== Records for this exercise ==
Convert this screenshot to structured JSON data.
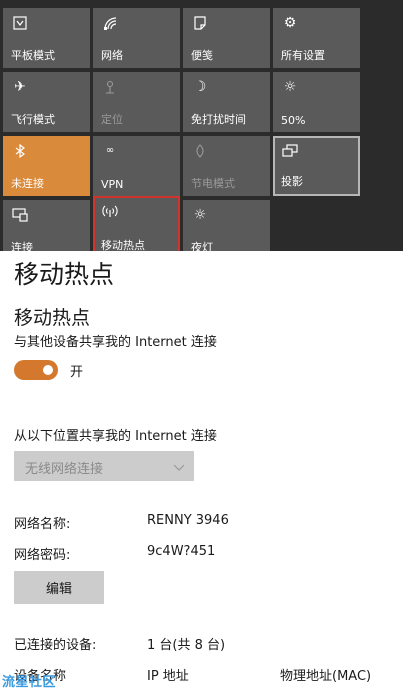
{
  "quick_actions": {
    "tiles": [
      {
        "label": "平板模式",
        "icon": "tablet-mode-icon",
        "state": "normal"
      },
      {
        "label": "网络",
        "icon": "network-icon",
        "state": "normal"
      },
      {
        "label": "便笺",
        "icon": "note-icon",
        "state": "normal"
      },
      {
        "label": "所有设置",
        "icon": "gear-icon",
        "state": "normal"
      },
      {
        "label": "飞行模式",
        "icon": "airplane-icon",
        "state": "normal"
      },
      {
        "label": "定位",
        "icon": "location-icon",
        "state": "disabled"
      },
      {
        "label": "免打扰时间",
        "icon": "moon-icon",
        "state": "normal"
      },
      {
        "label": "50%",
        "icon": "brightness-icon",
        "state": "normal"
      },
      {
        "label": "未连接",
        "icon": "bluetooth-icon",
        "state": "active"
      },
      {
        "label": "VPN",
        "icon": "vpn-icon",
        "state": "normal"
      },
      {
        "label": "节电模式",
        "icon": "battery-saver-icon",
        "state": "disabled"
      },
      {
        "label": "投影",
        "icon": "project-icon",
        "state": "focused"
      },
      {
        "label": "连接",
        "icon": "connect-icon",
        "state": "normal"
      },
      {
        "label": "移动热点",
        "icon": "hotspot-icon",
        "state": "highlighted"
      },
      {
        "label": "夜灯",
        "icon": "night-light-icon",
        "state": "normal"
      }
    ],
    "colors": {
      "tile": "#5a5a5a",
      "active": "#d98a3a",
      "highlight_border": "#d0342c",
      "background": "#2b2b2b"
    }
  },
  "hotspot": {
    "page_title": "移动热点",
    "section_title": "移动热点",
    "share_description": "与其他设备共享我的 Internet 连接",
    "toggle": {
      "on": true,
      "label": "开",
      "color": "#d4782e"
    },
    "share_from": {
      "label": "从以下位置共享我的 Internet 连接",
      "selected": "无线网络连接"
    },
    "network_name": {
      "label": "网络名称:",
      "value": "RENNY 3946"
    },
    "network_password": {
      "label": "网络密码:",
      "value": "9c4W?451"
    },
    "edit_button": "编辑",
    "connected_devices": {
      "label": "已连接的设备:",
      "value": "1 台(共 8 台)"
    },
    "device_table": {
      "columns": [
        "设备名称",
        "IP 地址",
        "物理地址(MAC)"
      ]
    }
  },
  "watermark": "流星社区"
}
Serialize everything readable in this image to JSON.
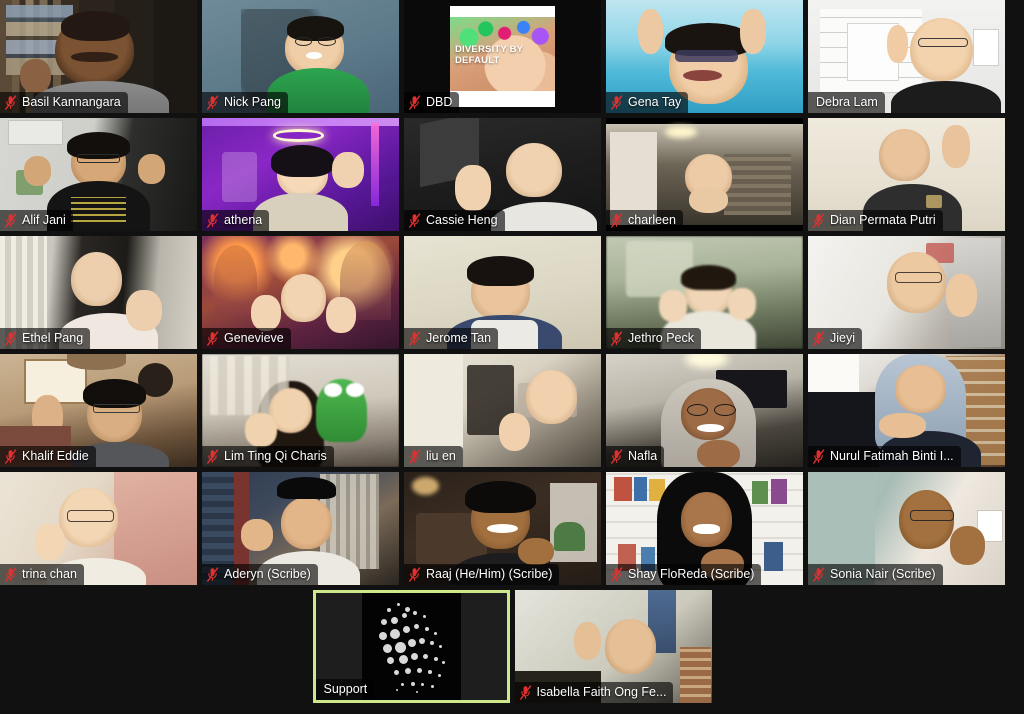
{
  "app": {
    "name": "Zoom Meeting",
    "view": "gallery-view",
    "background_color": "#111111",
    "tile_background_color": "#171717",
    "active_speaker_border_color": "#cfe98a",
    "muted_icon_color": "#e03030",
    "nameplate_text_color": "#ffffff",
    "participant_count": 27,
    "columns": 5,
    "rows": 6
  },
  "participants": [
    {
      "name": "Basil Kannangara",
      "muted": true,
      "speaking": false,
      "video": "on",
      "row": 1,
      "col": 1
    },
    {
      "name": "Nick Pang",
      "muted": true,
      "speaking": false,
      "video": "on",
      "row": 1,
      "col": 2
    },
    {
      "name": "DBD",
      "muted": true,
      "speaking": false,
      "video": "on",
      "row": 1,
      "col": 3,
      "content": "slide",
      "slide_text": "DIVERSITY BY DEFAULT"
    },
    {
      "name": "Gena Tay",
      "muted": true,
      "speaking": false,
      "video": "on",
      "row": 1,
      "col": 4
    },
    {
      "name": "Debra Lam",
      "muted": false,
      "speaking": false,
      "video": "on",
      "row": 1,
      "col": 5
    },
    {
      "name": "Alif Jani",
      "muted": true,
      "speaking": false,
      "video": "on",
      "row": 2,
      "col": 1
    },
    {
      "name": "athena",
      "muted": true,
      "speaking": false,
      "video": "on",
      "row": 2,
      "col": 2
    },
    {
      "name": "Cassie Heng",
      "muted": true,
      "speaking": false,
      "video": "on",
      "row": 2,
      "col": 3
    },
    {
      "name": "charleen",
      "muted": true,
      "speaking": false,
      "video": "on",
      "row": 2,
      "col": 4
    },
    {
      "name": "Dian Permata Putri",
      "muted": true,
      "speaking": false,
      "video": "on",
      "row": 2,
      "col": 5
    },
    {
      "name": "Ethel Pang",
      "muted": true,
      "speaking": false,
      "video": "on",
      "row": 3,
      "col": 1
    },
    {
      "name": "Genevieve",
      "muted": true,
      "speaking": false,
      "video": "on",
      "row": 3,
      "col": 2
    },
    {
      "name": "Jerome Tan",
      "muted": true,
      "speaking": false,
      "video": "on",
      "row": 3,
      "col": 3
    },
    {
      "name": "Jethro Peck",
      "muted": true,
      "speaking": false,
      "video": "on",
      "row": 3,
      "col": 4
    },
    {
      "name": "Jieyi",
      "muted": true,
      "speaking": false,
      "video": "on",
      "row": 3,
      "col": 5
    },
    {
      "name": "Khalif Eddie",
      "muted": true,
      "speaking": false,
      "video": "on",
      "row": 4,
      "col": 1
    },
    {
      "name": "Lim Ting Qi Charis",
      "muted": true,
      "speaking": false,
      "video": "on",
      "row": 4,
      "col": 2
    },
    {
      "name": "liu en",
      "muted": true,
      "speaking": false,
      "video": "on",
      "row": 4,
      "col": 3
    },
    {
      "name": "Nafla",
      "muted": true,
      "speaking": false,
      "video": "on",
      "row": 4,
      "col": 4
    },
    {
      "name": "Nurul Fatimah Binti I...",
      "muted": true,
      "speaking": false,
      "video": "on",
      "row": 4,
      "col": 5
    },
    {
      "name": "trina chan",
      "muted": true,
      "speaking": false,
      "video": "on",
      "row": 5,
      "col": 1
    },
    {
      "name": "Aderyn (Scribe)",
      "muted": true,
      "speaking": false,
      "video": "on",
      "row": 5,
      "col": 2
    },
    {
      "name": "Raaj (He/Him) (Scribe)",
      "muted": true,
      "speaking": false,
      "video": "on",
      "row": 5,
      "col": 3
    },
    {
      "name": "Shay FloReda (Scribe)",
      "muted": true,
      "speaking": false,
      "video": "on",
      "row": 5,
      "col": 4
    },
    {
      "name": "Sonia Nair (Scribe)",
      "muted": true,
      "speaking": false,
      "video": "on",
      "row": 5,
      "col": 5
    },
    {
      "name": "Support",
      "muted": false,
      "speaking": true,
      "video": "on",
      "row": 6,
      "col": 1
    },
    {
      "name": "Isabella Faith Ong Fe...",
      "muted": true,
      "speaking": false,
      "video": "on",
      "row": 6,
      "col": 2
    }
  ]
}
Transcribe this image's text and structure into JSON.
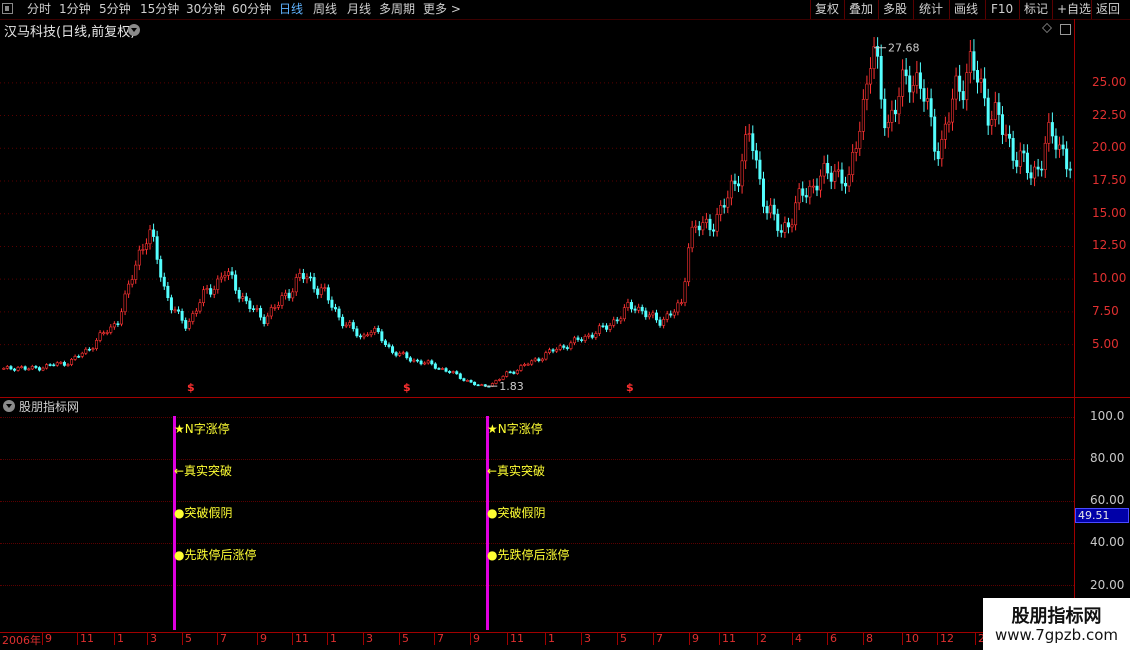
{
  "toolbar": {
    "periods": [
      "分时",
      "1分钟",
      "5分钟",
      "15分钟",
      "30分钟",
      "60分钟",
      "日线",
      "周线",
      "月线",
      "多周期",
      "更多 >"
    ],
    "active_period": "日线",
    "actions": [
      "复权",
      "叠加",
      "多股",
      "统计",
      "画线",
      "F10",
      "标记",
      "+自选",
      "返回"
    ]
  },
  "price_panel": {
    "title": "汉马科技(日线,前复权)",
    "high_label": "27.68",
    "low_label": "1.83",
    "y_ticks": [
      "25.00",
      "22.50",
      "20.00",
      "17.50",
      "15.00",
      "12.50",
      "10.00",
      "7.50",
      "5.00"
    ],
    "dollar_marker": "$"
  },
  "indicator_panel": {
    "title": "股朋指标网",
    "y_ticks": [
      "100.0",
      "80.00",
      "60.00",
      "40.00",
      "20.00"
    ],
    "current_value": "49.51",
    "signal_labels": [
      "★N字涨停",
      "←真实突破",
      "●突破假阴",
      "●先跌停后涨停"
    ]
  },
  "x_axis": {
    "labels": [
      "2006年",
      "9",
      "11",
      "1",
      "3",
      "5",
      "7",
      "9",
      "11",
      "1",
      "3",
      "5",
      "7",
      "9",
      "11",
      "1",
      "3",
      "5",
      "7",
      "9",
      "11",
      "2",
      "4",
      "6",
      "8",
      "10",
      "12",
      "2"
    ]
  },
  "watermark": {
    "title": "股朋指标网",
    "url": "www.7gpzb.com"
  },
  "colors": {
    "up": "#ff3333",
    "down": "#54ffff",
    "grid": "#5a0000",
    "signal_bar": "#e000e0",
    "signal_text": "#ffff33",
    "active_tab": "#5fb3ff"
  },
  "chart_data": {
    "type": "candlestick",
    "y_range": [
      1.0,
      28.5
    ],
    "y_ticks": [
      5.0,
      7.5,
      10.0,
      12.5,
      15.0,
      17.5,
      20.0,
      22.5,
      25.0
    ],
    "close_series": [
      3.1,
      3.2,
      3.3,
      3.1,
      3.2,
      3.3,
      3.4,
      3.5,
      3.6,
      3.8,
      4.2,
      4.6,
      5.2,
      5.8,
      6.2,
      7.0,
      8.5,
      10.5,
      12.5,
      13.5,
      12.0,
      9.5,
      8.0,
      7.0,
      6.5,
      7.5,
      8.5,
      9.2,
      9.8,
      10.5,
      9.8,
      9.0,
      8.0,
      7.5,
      7.0,
      7.5,
      8.0,
      8.8,
      9.5,
      10.2,
      10.0,
      9.5,
      9.0,
      8.0,
      7.2,
      6.5,
      6.0,
      5.5,
      6.2,
      5.8,
      5.2,
      4.5,
      4.2,
      4.0,
      3.8,
      3.6,
      3.5,
      3.3,
      3.0,
      2.8,
      2.5,
      2.2,
      1.9,
      1.83,
      2.0,
      2.3,
      2.8,
      3.0,
      3.3,
      3.6,
      3.9,
      4.2,
      4.5,
      4.8,
      5.0,
      5.2,
      5.5,
      5.8,
      6.0,
      6.3,
      6.8,
      7.2,
      7.8,
      8.0,
      7.5,
      7.0,
      6.8,
      7.2,
      7.5,
      8.0,
      13.5,
      14.0,
      13.8,
      14.5,
      15.0,
      16.0,
      17.5,
      19.5,
      21.0,
      18.0,
      16.0,
      14.5,
      13.5,
      14.5,
      15.5,
      16.5,
      17.0,
      18.0,
      17.5,
      18.5,
      18.0,
      17.0,
      21.0,
      24.0,
      27.68,
      24.5,
      22.0,
      23.0,
      24.5,
      26.0,
      25.0,
      23.5,
      21.0,
      20.0,
      22.0,
      24.5,
      25.5,
      26.2,
      25.0,
      23.5,
      22.5,
      21.5,
      20.5,
      19.5,
      18.5,
      18.0,
      19.0,
      20.5,
      20.8,
      20.0,
      18.5
    ],
    "high_marker": 27.68,
    "low_marker": 1.83,
    "signal_markers": "$"
  }
}
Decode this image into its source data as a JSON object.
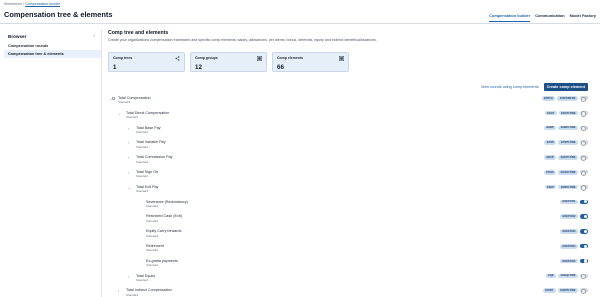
{
  "breadcrumb": {
    "root": "Workbench",
    "separator": "/",
    "current": "Compensation builder"
  },
  "page_title": "Compensation tree & elements",
  "top_tabs": [
    {
      "label": "Compensation builder",
      "active": true
    },
    {
      "label": "Communication",
      "active": false
    },
    {
      "label": "Model Factory",
      "active": false
    }
  ],
  "sidebar": {
    "title": "Browser",
    "collapse_icon": "chevron-left-icon",
    "items": [
      {
        "label": "Compensation rounds",
        "active": false
      },
      {
        "label": "Compensation tree & elements",
        "active": true
      }
    ]
  },
  "main": {
    "title": "Comp tree and elements",
    "description": "Create your organizations compensation framework and specific comp elements: salary, allowances, per diems, bonus, deferrals, equity and indirect benefits/allowances.",
    "stats": [
      {
        "label": "Comp trees",
        "value": "1",
        "icon": "share-icon"
      },
      {
        "label": "Comp groups",
        "value": "12",
        "icon": "grid-icon"
      },
      {
        "label": "Comp elements",
        "value": "66",
        "icon": "grid-icon"
      }
    ],
    "link_action": "View rounds using comp elements",
    "primary_action": "Create comp element"
  },
  "colors": {
    "accent": "#1d64b0",
    "primary_button": "#1d4f86",
    "stat_bg": "#e6eef8",
    "pill_bg": "#c9dcf0",
    "toggle_on": "#1d5fa8"
  },
  "tree": [
    {
      "name": "Total Compensation",
      "type": "Standard",
      "codes": [
        "ENTCH",
        "EOBTIMCNE"
      ],
      "expanded": true,
      "toggle": "off"
    },
    {
      "name": "Total Direct Compensation",
      "type": "Standard",
      "codes": [
        "EOAT",
        "EOAT1TINE"
      ],
      "expanded": true,
      "toggle": "off"
    },
    {
      "name": "Total Base Pay",
      "type": "Standard",
      "codes": [
        "EOBP",
        "EOBP1TINE"
      ],
      "expanded": false,
      "toggle": "off"
    },
    {
      "name": "Total Variable Pay",
      "type": "Standard",
      "codes": [
        "EOVP",
        "EOVP1TINE"
      ],
      "expanded": false,
      "toggle": "off"
    },
    {
      "name": "Total Commission Pay",
      "type": "Standard",
      "codes": [
        "EOCP",
        "EOCP1TINE"
      ],
      "expanded": false,
      "toggle": "off"
    },
    {
      "name": "Total Sign On",
      "type": "Standard",
      "codes": [
        "EOSO",
        "EOSO1TINE"
      ],
      "expanded": false,
      "toggle": "off"
    },
    {
      "name": "Total Exit Pay",
      "type": "Standard",
      "codes": [
        "EXEP",
        "EOEP1TINE"
      ],
      "expanded": true,
      "toggle": "off"
    },
    {
      "name": "Severance (Redundancy)",
      "type": "Standard",
      "codes": [
        "EOEP1001"
      ],
      "expanded": null,
      "toggle": "on"
    },
    {
      "name": "Restricted Cash (Exit)",
      "type": "Standard",
      "codes": [
        "EOEP1002"
      ],
      "expanded": null,
      "toggle": "on"
    },
    {
      "name": "Equity Carry forwards",
      "type": "Standard",
      "codes": [
        "EOEP1003"
      ],
      "expanded": null,
      "toggle": "on"
    },
    {
      "name": "Retirement",
      "type": "Standard",
      "codes": [
        "EOEP1004"
      ],
      "expanded": null,
      "toggle": "on"
    },
    {
      "name": "Ex-gratia payments",
      "type": "Standard",
      "codes": [
        "EOEP1005"
      ],
      "expanded": null,
      "toggle": "on"
    },
    {
      "name": "Total Equity",
      "type": "Standard",
      "codes": [
        "EQE",
        "EOEQ1TINE"
      ],
      "expanded": false,
      "toggle": "off"
    },
    {
      "name": "Total Indirect Compensation",
      "type": "Standard",
      "codes": [
        "EOINT",
        "EOINT1TINE"
      ],
      "expanded": false,
      "toggle": "off"
    }
  ]
}
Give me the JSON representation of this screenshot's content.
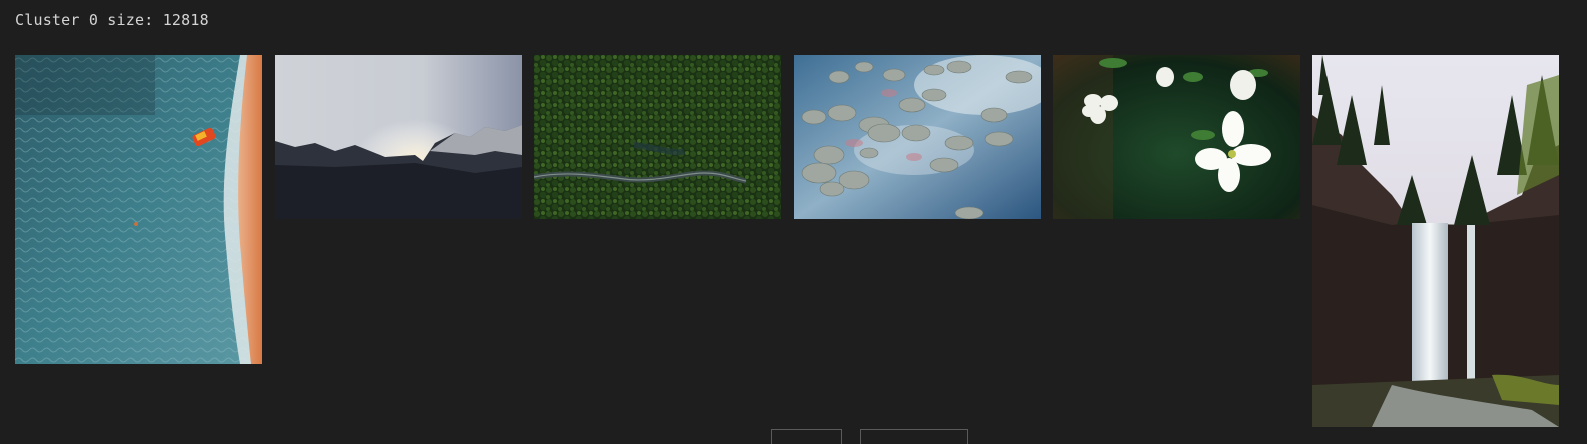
{
  "cluster": {
    "title": "Cluster 0 size: 12818"
  },
  "images": [
    {
      "subject": "aerial-beach-surf-with-boat"
    },
    {
      "subject": "mountain-ridge-at-sunrise"
    },
    {
      "subject": "aerial-forest-with-winding-road"
    },
    {
      "subject": "lily-pads-reflecting-clouds"
    },
    {
      "subject": "white-dogwood-flowers"
    },
    {
      "subject": "waterfall-in-forest-canyon"
    }
  ],
  "colors": {
    "background": "#1e1e1e",
    "title_text": "#d4d4d4"
  }
}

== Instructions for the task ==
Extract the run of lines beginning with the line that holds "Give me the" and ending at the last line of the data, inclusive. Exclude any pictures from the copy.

== Solution to this problem ==
Give me the JSON representation of this screenshot's content.
{
  "cluster": {
    "title": "Cluster 0 size: 12818"
  },
  "images": [
    {
      "subject": "aerial-beach-surf-with-boat"
    },
    {
      "subject": "mountain-ridge-at-sunrise"
    },
    {
      "subject": "aerial-forest-with-winding-road"
    },
    {
      "subject": "lily-pads-reflecting-clouds"
    },
    {
      "subject": "white-dogwood-flowers"
    },
    {
      "subject": "waterfall-in-forest-canyon"
    }
  ],
  "colors": {
    "background": "#1e1e1e",
    "title_text": "#d4d4d4"
  }
}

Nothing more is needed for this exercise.